Records from a collection:
──────

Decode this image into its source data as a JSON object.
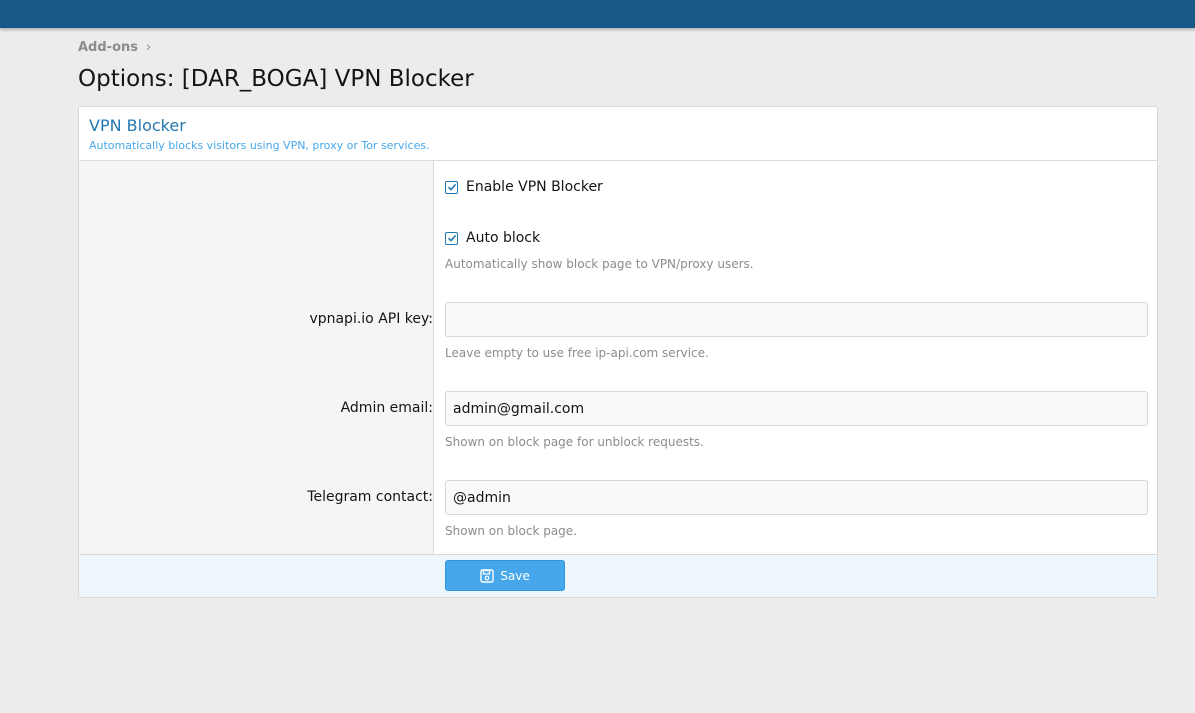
{
  "breadcrumb": {
    "items": [
      "Add-ons"
    ]
  },
  "page": {
    "title": "Options: [DAR_BOGA] VPN Blocker"
  },
  "block": {
    "title": "VPN Blocker",
    "description": "Automatically blocks visitors using VPN, proxy or Tor services."
  },
  "options": {
    "enable": {
      "label": "Enable VPN Blocker",
      "checked": true
    },
    "auto_block": {
      "label": "Auto block",
      "checked": true,
      "hint": "Automatically show block page to VPN/proxy users."
    },
    "api_key": {
      "label": "vpnapi.io API key:",
      "value": "",
      "hint": "Leave empty to use free ip-api.com service."
    },
    "admin_email": {
      "label": "Admin email:",
      "value": "admin@gmail.com",
      "hint": "Shown on block page for unblock requests."
    },
    "telegram": {
      "label": "Telegram contact:",
      "value": "@admin",
      "hint": "Shown on block page."
    }
  },
  "footer": {
    "save_label": "Save"
  },
  "colors": {
    "topbar": "#185886",
    "accent": "#2577b1",
    "button": "#47a7eb"
  }
}
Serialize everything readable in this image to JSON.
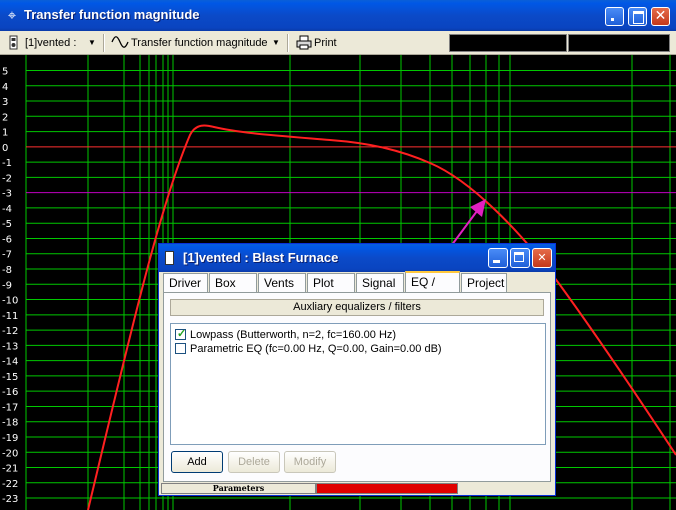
{
  "window": {
    "title": "Transfer function magnitude",
    "icon": "crosshair-icon",
    "caption_buttons": [
      "minimize",
      "maximize",
      "close"
    ]
  },
  "toolbar": {
    "project_select": "[1]vented :",
    "view_select": "Transfer function magnitude",
    "print_label": "Print",
    "icons": [
      "project-icon",
      "sine-wave-icon",
      "printer-icon"
    ]
  },
  "plot": {
    "y_ticks": [
      "5",
      "4",
      "3",
      "2",
      "1",
      "0",
      "-1",
      "-2",
      "-3",
      "-4",
      "-5",
      "-6",
      "-7",
      "-8",
      "-9",
      "-10",
      "-11",
      "-12",
      "-13",
      "-14",
      "-15",
      "-16",
      "-17",
      "-18",
      "-19",
      "-20",
      "-21",
      "-22",
      "-23"
    ],
    "colors": {
      "background": "#000000",
      "grid": "#00c800",
      "curve": "#ff2020",
      "zero_line": "#ff3030",
      "ref_line": "#c000c0",
      "arrow": "#e020c0"
    }
  },
  "dialog": {
    "title": "[1]vented : Blast Furnace",
    "tabs": [
      "Driver",
      "Box",
      "Vents",
      "Plot",
      "Signal",
      "EQ / Filter",
      "Project"
    ],
    "active_tab": "EQ / Filter",
    "section_header": "Auxliary equalizers / filters",
    "filters": [
      {
        "label": "Lowpass (Butterworth, n=2, fc=160.00 Hz)",
        "checked": true
      },
      {
        "label": "Parametric EQ (fc=0.00 Hz, Q=0.00, Gain=0.00 dB)",
        "checked": false
      }
    ],
    "buttons": {
      "add": "Add",
      "delete": "Delete",
      "modify": "Modify"
    },
    "status_label": "Parameters",
    "progress_fraction": 0.6
  }
}
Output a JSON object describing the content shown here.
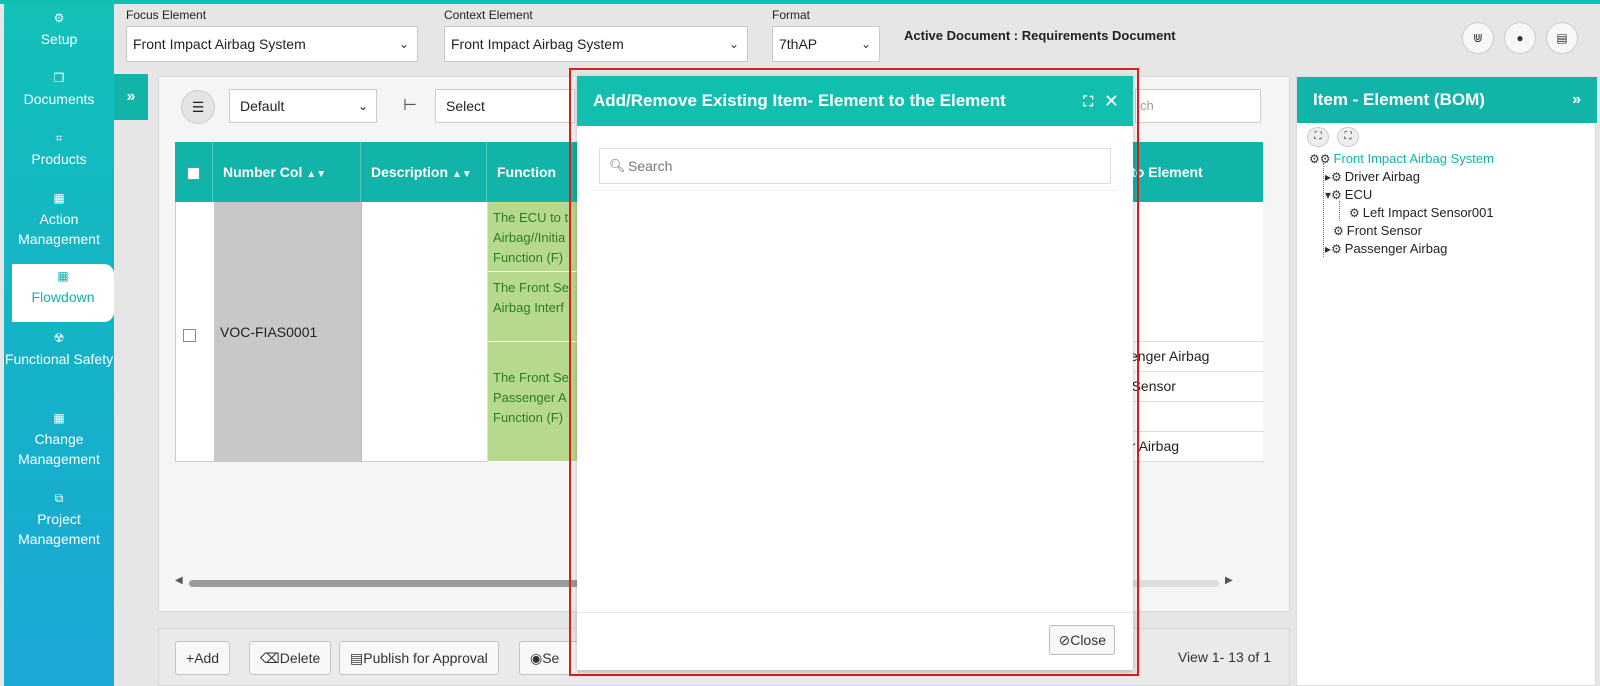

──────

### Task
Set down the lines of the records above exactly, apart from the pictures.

### Output of the exercise
Decode this image into its source data as a JSON object.
{
  "breadcrumb": {
    "items": [
      "Add-ons"
    ]
  },
  "page": {
    "title": "Options: [DAR_BOGA] VPN Blocker"
  },
  "block": {
    "title": "VPN Blocker",
    "description": "Automatically blocks visitors using VPN, proxy or Tor services."
  },
  "options": {
    "enable": {
      "label": "Enable VPN Blocker",
      "checked": true
    },
    "auto_block": {
      "label": "Auto block",
      "checked": true,
      "hint": "Automatically show block page to VPN/proxy users."
    },
    "api_key": {
      "label": "vpnapi.io API key:",
      "value": "",
      "hint": "Leave empty to use free ip-api.com service."
    },
    "admin_email": {
      "label": "Admin email:",
      "value": "admin@gmail.com",
      "hint": "Shown on block page for unblock requests."
    },
    "telegram": {
      "label": "Telegram contact:",
      "value": "@admin",
      "hint": "Shown on block page."
    }
  },
  "footer": {
    "save_label": "Save"
  },
  "colors": {
    "topbar": "#185886",
    "accent": "#2577b1",
    "button": "#47a7eb"
  }
}
Serialize everything readable in this image to JSON.
{
  "window": {
    "title": "Transfer function magnitude",
    "icon": "crosshair-icon",
    "caption_buttons": [
      "minimize",
      "maximize",
      "close"
    ]
  },
  "toolbar": {
    "project_select": "[1]vented :",
    "view_select": "Transfer function magnitude",
    "print_label": "Print",
    "icons": [
      "project-icon",
      "sine-wave-icon",
      "printer-icon"
    ]
  },
  "plot": {
    "y_ticks": [
      "5",
      "4",
      "3",
      "2",
      "1",
      "0",
      "-1",
      "-2",
      "-3",
      "-4",
      "-5",
      "-6",
      "-7",
      "-8",
      "-9",
      "-10",
      "-11",
      "-12",
      "-13",
      "-14",
      "-15",
      "-16",
      "-17",
      "-18",
      "-19",
      "-20",
      "-21",
      "-22",
      "-23"
    ],
    "colors": {
      "background": "#000000",
      "grid": "#00c800",
      "curve": "#ff2020",
      "zero_line": "#ff3030",
      "ref_line": "#c000c0",
      "arrow": "#e020c0"
    }
  },
  "dialog": {
    "title": "[1]vented : Blast Furnace",
    "tabs": [
      "Driver",
      "Box",
      "Vents",
      "Plot",
      "Signal",
      "EQ / Filter",
      "Project"
    ],
    "active_tab": "EQ / Filter",
    "section_header": "Auxliary equalizers / filters",
    "filters": [
      {
        "label": "Lowpass (Butterworth, n=2, fc=160.00 Hz)",
        "checked": true
      },
      {
        "label": "Parametric EQ (fc=0.00 Hz, Q=0.00, Gain=0.00 dB)",
        "checked": false
      }
    ],
    "buttons": {
      "add": "Add",
      "delete": "Delete",
      "modify": "Modify"
    },
    "status_label": "Parameters",
    "progress_fraction": 0.6
  }
}
Output a JSON object describing the content shown here.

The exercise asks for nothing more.